A similar support arrangement is provided for the chest-lumbar section 20 which includes a T-bracket 54 having a depending leg 55 that extends between roller bearings 56. The indentations 57 are combined with a ball and spring (not shown) contained in tube 62 to provide an adjustable detent arrangement the tension of which can be varied by turning the handle 64 at the outer end of the threaded member 66.
In order to move each section upwardly and thus cock it in preparation for a drop, a cocking bar 68 extends beneath the chest-lumbar section 20 and a similar cocking bar 70 extends beneath the pelvic section 26. Each of the cocking bars 68 and 70 has a tab 71 near the center, which tab 71 engages the mounting board 22 or 28 of the chest section 20 or pelvic section 26, respectively. Handles 72 and 74 are provided at the outer ends of the cocking bars 68 and 70 so that the health professional can lift the handle to raise the tab 71 on the cocking bar and thus raise the section in preparation for a drop. When the pelvic section 26, for example, is raised by lifting on cocking handle 74, the T-bracket 36 will move upwardly until the ball 44 is positioned in the lower one of the indentations 42. Then, when the health professional is ready to conduct the procedure utilizing the drop, the health presses downwardly on that part of the patient's body being supported on the section that is to be dropped.

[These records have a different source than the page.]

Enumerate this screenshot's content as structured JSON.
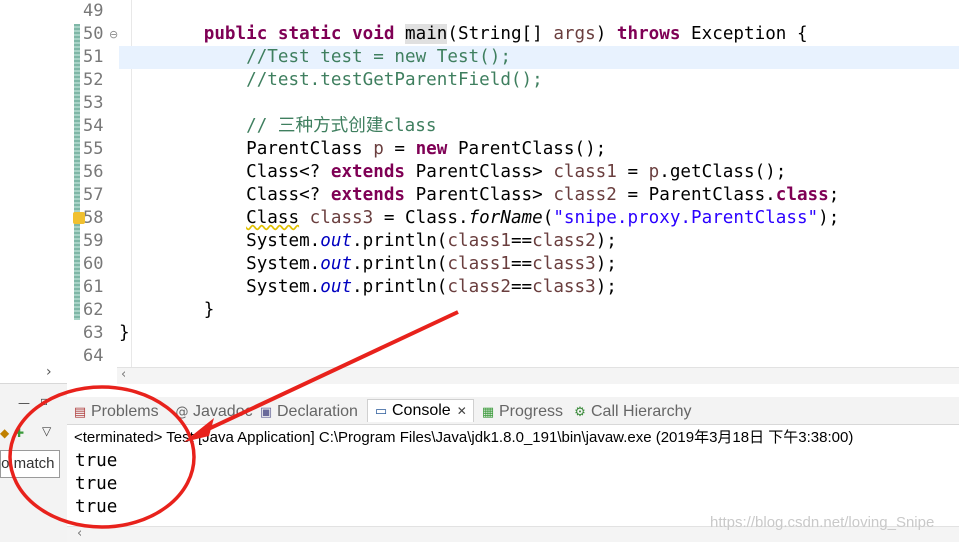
{
  "editor": {
    "lines": [
      {
        "num": "49",
        "segments": []
      },
      {
        "num": "50",
        "segments": [
          {
            "t": "        "
          },
          {
            "t": "public",
            "c": "kw"
          },
          {
            "t": " "
          },
          {
            "t": "static",
            "c": "kw"
          },
          {
            "t": " "
          },
          {
            "t": "void",
            "c": "kw"
          },
          {
            "t": " "
          },
          {
            "t": "main",
            "c": "match-box"
          },
          {
            "t": "(String[] "
          },
          {
            "t": "args",
            "c": "var"
          },
          {
            "t": ") "
          },
          {
            "t": "throws",
            "c": "kw"
          },
          {
            "t": " Exception {"
          }
        ]
      },
      {
        "num": "51",
        "segments": [
          {
            "t": "            "
          },
          {
            "t": "//Test test = new Test();",
            "c": "cm"
          }
        ]
      },
      {
        "num": "52",
        "segments": [
          {
            "t": "            "
          },
          {
            "t": "//test.testGetParentField();",
            "c": "cm"
          }
        ]
      },
      {
        "num": "53",
        "segments": []
      },
      {
        "num": "54",
        "segments": [
          {
            "t": "            "
          },
          {
            "t": "// 三种方式创建class",
            "c": "cm"
          }
        ]
      },
      {
        "num": "55",
        "segments": [
          {
            "t": "            ParentClass "
          },
          {
            "t": "p",
            "c": "var"
          },
          {
            "t": " = "
          },
          {
            "t": "new",
            "c": "kw"
          },
          {
            "t": " ParentClass();"
          }
        ]
      },
      {
        "num": "56",
        "segments": [
          {
            "t": "            Class<? "
          },
          {
            "t": "extends",
            "c": "kw"
          },
          {
            "t": " ParentClass> "
          },
          {
            "t": "class1",
            "c": "var"
          },
          {
            "t": " = "
          },
          {
            "t": "p",
            "c": "var"
          },
          {
            "t": ".getClass();"
          }
        ]
      },
      {
        "num": "57",
        "segments": [
          {
            "t": "            Class<? "
          },
          {
            "t": "extends",
            "c": "kw"
          },
          {
            "t": " ParentClass> "
          },
          {
            "t": "class2",
            "c": "var"
          },
          {
            "t": " = ParentClass."
          },
          {
            "t": "class",
            "c": "kw"
          },
          {
            "t": ";"
          }
        ]
      },
      {
        "num": "58",
        "segments": [
          {
            "t": "            "
          },
          {
            "t": "Class",
            "c": "squiggle"
          },
          {
            "t": " "
          },
          {
            "t": "class3",
            "c": "var"
          },
          {
            "t": " = Class."
          },
          {
            "t": "forName",
            "c": "it"
          },
          {
            "t": "("
          },
          {
            "t": "\"snipe.proxy.ParentClass\"",
            "c": "str"
          },
          {
            "t": ");"
          }
        ]
      },
      {
        "num": "59",
        "segments": [
          {
            "t": "            System."
          },
          {
            "t": "out",
            "c": "fld it"
          },
          {
            "t": ".println("
          },
          {
            "t": "class1",
            "c": "var"
          },
          {
            "t": "=="
          },
          {
            "t": "class2",
            "c": "var"
          },
          {
            "t": ");"
          }
        ]
      },
      {
        "num": "60",
        "segments": [
          {
            "t": "            System."
          },
          {
            "t": "out",
            "c": "fld it"
          },
          {
            "t": ".println("
          },
          {
            "t": "class1",
            "c": "var"
          },
          {
            "t": "=="
          },
          {
            "t": "class3",
            "c": "var"
          },
          {
            "t": ");"
          }
        ]
      },
      {
        "num": "61",
        "segments": [
          {
            "t": "            System."
          },
          {
            "t": "out",
            "c": "fld it"
          },
          {
            "t": ".println("
          },
          {
            "t": "class2",
            "c": "var"
          },
          {
            "t": "=="
          },
          {
            "t": "class3",
            "c": "var"
          },
          {
            "t": ");"
          }
        ]
      },
      {
        "num": "62",
        "segments": [
          {
            "t": "        }"
          }
        ]
      },
      {
        "num": "63",
        "segments": [
          {
            "t": "}"
          }
        ]
      },
      {
        "num": "64",
        "segments": []
      }
    ]
  },
  "tabs": {
    "problems": "Problems",
    "javadoc": "Javadoc",
    "declaration": "Declaration",
    "console": "Console",
    "progress": "Progress",
    "call_hierarchy": "Call Hierarchy"
  },
  "console": {
    "status": "<terminated> Test [Java Application] C:\\Program Files\\Java\\jdk1.8.0_191\\bin\\javaw.exe (2019年3月18日 下午3:38:00)",
    "output": [
      "true",
      "true",
      "true"
    ]
  },
  "left_panel": {
    "search_fragment": "to match"
  },
  "watermark": "https://blog.csdn.net/loving_Snipe",
  "colors": {
    "keyword": "#7f0055",
    "comment": "#3f7f5f",
    "string": "#2a00ff",
    "annotation_red": "#e8221c"
  }
}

When sufficient force is applied by the health professional, the pelvic section, for example, will drop thus releasing the ball 44 from the lower one of the indentations 42 and placing it into the upper one of the indentations 42. With the drop mechanism of the invention, a more consistent force can be applied to any portion of a section to produce the required drop in the section. Moreover, by making the chest-lumbar section a single section and hinging it to the pelvic section, only two drop mechanisms are necessary rather than three as in prior art structures. This unique arrangement simplifies and thus lowers the overall cost of the table, and with the unique drop mechanism of the invention, the health professional can apply a more consistent force to any part of a section where the drop is to be produced. With prior art arrangements, the force would vary depending upon where the health professional applied the force to the section or the patient lying on the section. The invention thus provides for consistency in practicing various procedures.
Having thus described the invention in connection with the preferred embodiments thereof, it will be evident to those skilled in the art that various revisions can be made to the preferred embodiments described herein without departing from the spirit and scope of the invention. It is my intention, however, that all such revisions and modifications that are evident to those skilled in the art will be included within the scope of the following claims.